In a safety communication issued last week, the FDA warned that programmable syringe pumps?a type of infusion pump used to deliver highly concentrated medications, nutritional liquids, and blood or blood products to infants and critically ill patients?may deliver these therapies at inconsistent rates, potentially causing serious adverse events such as hemodynamic instability, loss of sedation, and increased pain indicators in critically ill neonates.
According to the agency, over the last three years it has received more than 300 medical device reports (MDRs) associated with the use of programmable syringe pumps, most of which were operating at a rate of less than 5 mL per hour, “and especially flow rates less than 0.5 mL per hour.”
After analyzing the MDRs, talking with clinicians and engineers, and reviewing the published literature, the FDA determined that these issues were not tied to a specific manufacturer or model. “The FDA believes that these concerns may extend to all programmable syringe pumps while infusing at low rates,” the agency wrote.

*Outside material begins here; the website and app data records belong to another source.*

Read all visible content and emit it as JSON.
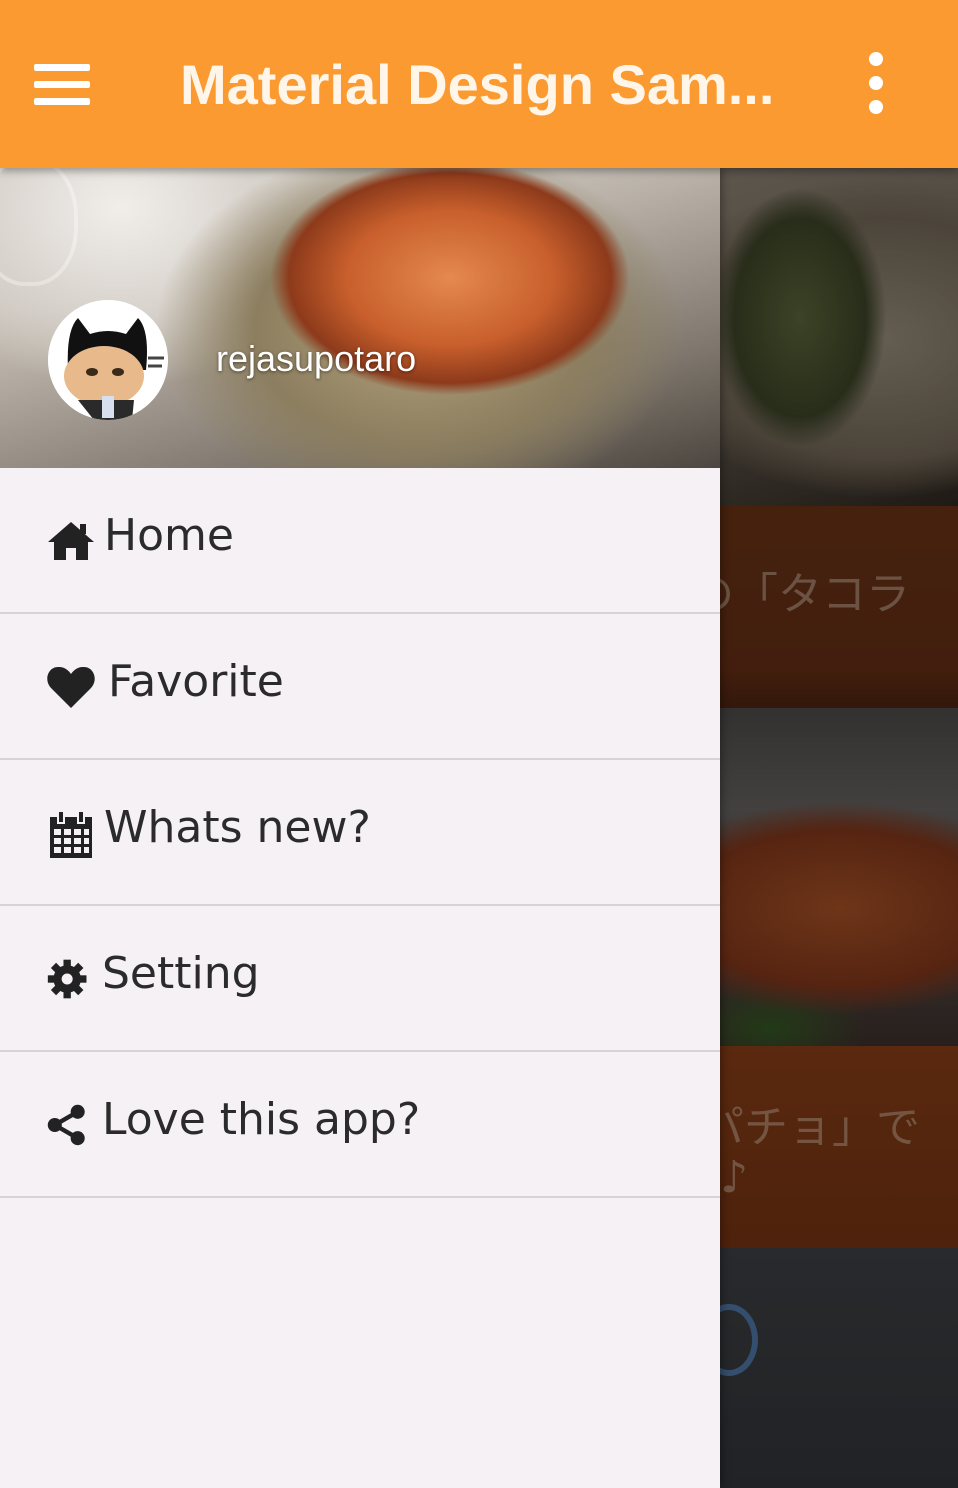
{
  "toolbar": {
    "title": "Material Design Sam...",
    "background_color": "#fb9a30",
    "menu_icon": "hamburger-menu-icon",
    "overflow_icon": "more-vertical-icon"
  },
  "drawer": {
    "header": {
      "username": "rejasupotaro"
    },
    "items": [
      {
        "label": "Home",
        "icon": "home-icon"
      },
      {
        "label": "Favorite",
        "icon": "heart-icon"
      },
      {
        "label": "Whats new?",
        "icon": "calendar-icon"
      },
      {
        "label": "Setting",
        "icon": "gear-icon"
      },
      {
        "label": "Love this app?",
        "icon": "share-icon"
      }
    ]
  },
  "background": {
    "cards": [
      {
        "caption": "の「タコラ"
      },
      {
        "caption_line1": "パチョ」で",
        "caption_line2": "♪"
      }
    ]
  }
}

Despite the potential danger, the FDA concluded that, based on available evidence, “the overall benefits of programmable syringe pumps outweigh their risks.” As a result, the FDA has advised clinicians to carefully consider the syringes and accessory devices, such as tubing and filters, used with these pumps to help minimize the risk of inconsistent flow.
The agency is also requesting that manufacturers of syringe pumps make labeling changes to address these patient safety concerns. In a labeling change request, the FDA called for manufacturers to review their instructions for use and training materials to ensure they include specific precautions and warnings. If they do not contain this information, the agency has suggested language that can be used without needing to submit a new 510(k).
Manufacturers who “plan to deviate from the suggested language” have the opportunity to receive FDA feedback prior to implementation and submission of a new 510(k) or an amendment to an existing 510(k).
“We applaud any action that helps improve infusion therapy safety for both patients and clinicians,” says Marilyn Neder Flack, senior vice president of patient safety initiatives and executive director of the AAMI Foundation. “This safety communication from the FDA is particularly actionable and provides practical guidance that both healthcare professionals and manufacturers can use to keep patients safe.”
The AAMI Foundation launched the National Coalition for Infusion Therapy Safety in 2013 to address ongoing patient safety issues with smart infusion pumps. The coalition focuses on improving drug library compliance, reducing nonactionable pump alarms, and promoting multiple-line education.